Brooklands, the birthplace of British motor racing, is home to a fascinating museum and the very impressive Mercedes-Benz World. Every October the Museum with Autoitalia Magazine organise a motorsport day at the Museum and on the test track at Mercedes-Benz World. All sorts of competition cars are invited to the event and this year I took along my MG SV.


Queuing up for some hot laps on the MBW test track. The broken concrete circuit is part of the original Campbell road circuit. Note the variety of other competition cars. Not sure the standard F Type and Testerosa count!


In the paddock the variety continues. Note the top fuel dragster. When the engine is running the pit crew need to wear gas masks.


This fearsome Fiat 500 Abarth looks like it is on steroids. It has a 1.8L 220 bhp engine!


A very smart MG M Type Midget Le Mans. A similar car won the 500 Mile Race at Brooklands driven by Lord March’s grandfather, Freddy.


Alfa Romeos 8C and 4C


TT Legend Joey Dunlop’s Ford Transit complete with smart looking BSA


Two more Fiat 500 Abarths, one luke warm and the other hot!


MG SV in front of the iconic Brooklands Club House


JPS Team Lotus transporter. The stock car isn’t quite a Lotus 72.


A team Lotus JPS Motorhome, former home to Mario Andretti and Ronnie Peterson.

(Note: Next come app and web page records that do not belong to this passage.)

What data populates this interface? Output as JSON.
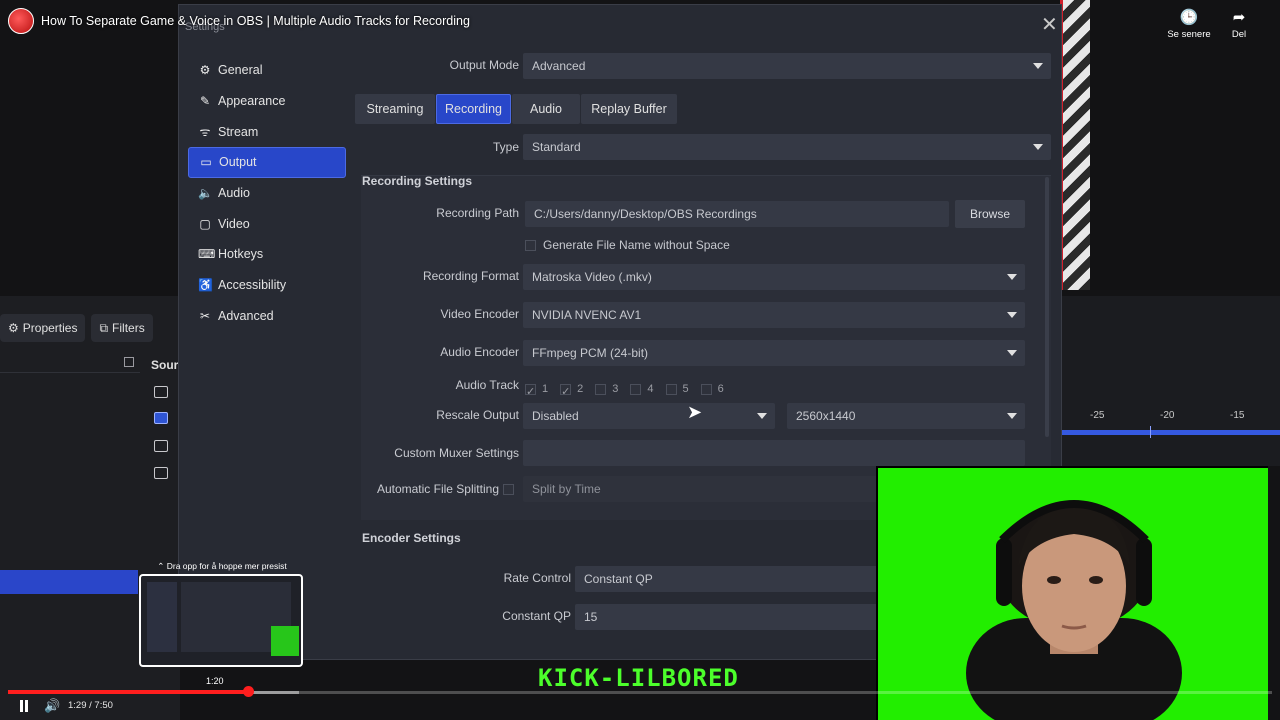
{
  "video": {
    "title": "How To Separate Game & Voice in OBS | Multiple Audio Tracks for Recording",
    "actions": [
      {
        "label": "Se senere",
        "icon": "clock-icon"
      },
      {
        "label": "Del",
        "icon": "share-icon"
      }
    ],
    "time_display": "1:29 / 7:50",
    "progress_fraction": 0.19,
    "buffer_fraction": 0.23,
    "hover_time": "1:20",
    "preview_tip": "⌃ Dra opp for å hoppe mer presist",
    "overlay_text": "KICK-LILBORED"
  },
  "obs_main": {
    "toolbar": {
      "properties_label": "Properties",
      "filters_label": "Filters"
    },
    "sources_title": "Sour",
    "mixer_labels": [
      "-25",
      "-20",
      "-15"
    ]
  },
  "settings": {
    "window_title": "Settings",
    "nav": [
      {
        "label": "General",
        "icon": "gear-icon",
        "glyph": "⚙",
        "active": false
      },
      {
        "label": "Appearance",
        "icon": "brush-icon",
        "glyph": "✎",
        "active": false
      },
      {
        "label": "Stream",
        "icon": "antenna-icon",
        "glyph": "ᯤ",
        "active": false
      },
      {
        "label": "Output",
        "icon": "monitor-icon",
        "glyph": "▭",
        "active": true
      },
      {
        "label": "Audio",
        "icon": "speaker-icon",
        "glyph": "🔈",
        "active": false
      },
      {
        "label": "Video",
        "icon": "screen-icon",
        "glyph": "▢",
        "active": false
      },
      {
        "label": "Hotkeys",
        "icon": "keyboard-icon",
        "glyph": "⌨",
        "active": false
      },
      {
        "label": "Accessibility",
        "icon": "accessibility-icon",
        "glyph": "♿",
        "active": false
      },
      {
        "label": "Advanced",
        "icon": "tools-icon",
        "glyph": "✂",
        "active": false
      }
    ],
    "output_mode": {
      "label": "Output Mode",
      "value": "Advanced"
    },
    "tabs": [
      "Streaming",
      "Recording",
      "Audio",
      "Replay Buffer"
    ],
    "active_tab": "Recording",
    "type": {
      "label": "Type",
      "value": "Standard"
    },
    "recording": {
      "title": "Recording Settings",
      "path_label": "Recording Path",
      "path_value": "C:/Users/danny/Desktop/OBS Recordings",
      "browse_label": "Browse",
      "no_space_label": "Generate File Name without Space",
      "format_label": "Recording Format",
      "format_value": "Matroska Video (.mkv)",
      "video_encoder_label": "Video Encoder",
      "video_encoder_value": "NVIDIA NVENC AV1",
      "audio_encoder_label": "Audio Encoder",
      "audio_encoder_value": "FFmpeg PCM (24-bit)",
      "audio_track_label": "Audio Track",
      "audio_tracks": [
        {
          "num": "1",
          "checked": true
        },
        {
          "num": "2",
          "checked": true
        },
        {
          "num": "3",
          "checked": false
        },
        {
          "num": "4",
          "checked": false
        },
        {
          "num": "5",
          "checked": false
        },
        {
          "num": "6",
          "checked": false
        }
      ],
      "rescale_label": "Rescale Output",
      "rescale_value": "Disabled",
      "rescale_resolution": "2560x1440",
      "muxer_label": "Custom Muxer Settings",
      "muxer_value": "",
      "split_label": "Automatic File Splitting",
      "split_value": "Split by Time"
    },
    "encoder": {
      "title": "Encoder Settings",
      "rate_control_label": "Rate Control",
      "rate_control_value": "Constant QP",
      "cqp_label": "Constant QP",
      "cqp_value": "15"
    }
  }
}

A miraculous survivor of a time when Fiats rusted to oblivion in 5 years! This 128 is immaculate. My Grandad had a green one which I remember with fondness. In production from 1969 to 1985 it was European Car of the Year in 1970 and its front engine front wheel drive design became the standard for most other manufacturers.

Last weekend I marshalled at the London Rally for Heroes, a new Tarmac rally run for the benefit of military charity Help For Heroes. The rally started and finished at Brooklands Museum with the last two stages being held on the high speed handling track kindly made available by Mercedes Benz World next door.

In 12 years of competing in Motorsport this was, rather shamefully, the first time I had marshalled. Standing by the course watching the cars whiz by was a new experience. Whilst lacking the excitement of driving you at least got a good view of the cars and the opportunity to silently critique the drivers lines!

All sorts of cars took part from ex works rally cars to home converted saloons. There were plenty of incredibly fast Ford Escort Mk2s. It was easy to see why they now command unheard of prices on the market.

So a good afternoon in the sun for a very worthy cause.



After days of rain the sun shone magnificently for the second Brooklands Motorsport Day. At the inaugural event last year I entered the MG YB but, as the old girl is off the road waiting for the law on MOTs to change at the beginning of November, this year I entered The Beast, my MG SV.

The event itself gathers competition cars from all eras for morning demonstration laps on the Mercedes Benz World handling circuit and runs up the old test hill in the afternoon. Whilst The Beast has only limited competition history my entry was thankfully accepted and I secured a parking space just outside the clubhouse paddock.

The fine weather brought appreciative crowds and a great selection of cars including two Benetton F1 cars, various Lancia Delta rally cars, Ferraris, Lambos and some interesting pre war racers including the mighty Napier Railton.

I was looking forward to taking The Beast on the track as I had only driven her competitively a few times at Brighton – and that was in a straight line. The handling circuit is very tight but I managed to get her up to 80 on the straight and she proved very steady round the twisty bits with bags of grip and a nice crisp turn in. The test hill was perhaps less of a challenge with 350 hp under my right foot but nonetheless good fun. It’s always special to drive up the hill conscious of the fact people have been testing their cars in the same place in a similar way for over 100 years.

Fabulous Roesch Talbot racer

In addition to the action on track there was a good turnout of car clubs, especially from Italian marques (the organiser is also the proprietor of Autoitalia Magazine). So coupled with the fantastic collection of cars and aeroplanes at the birthplace of British Motorsport and aviation, there was lots for the paying public to see. This year was far busier than last and I am sure the event will continue to grow into something special and a fine season closer.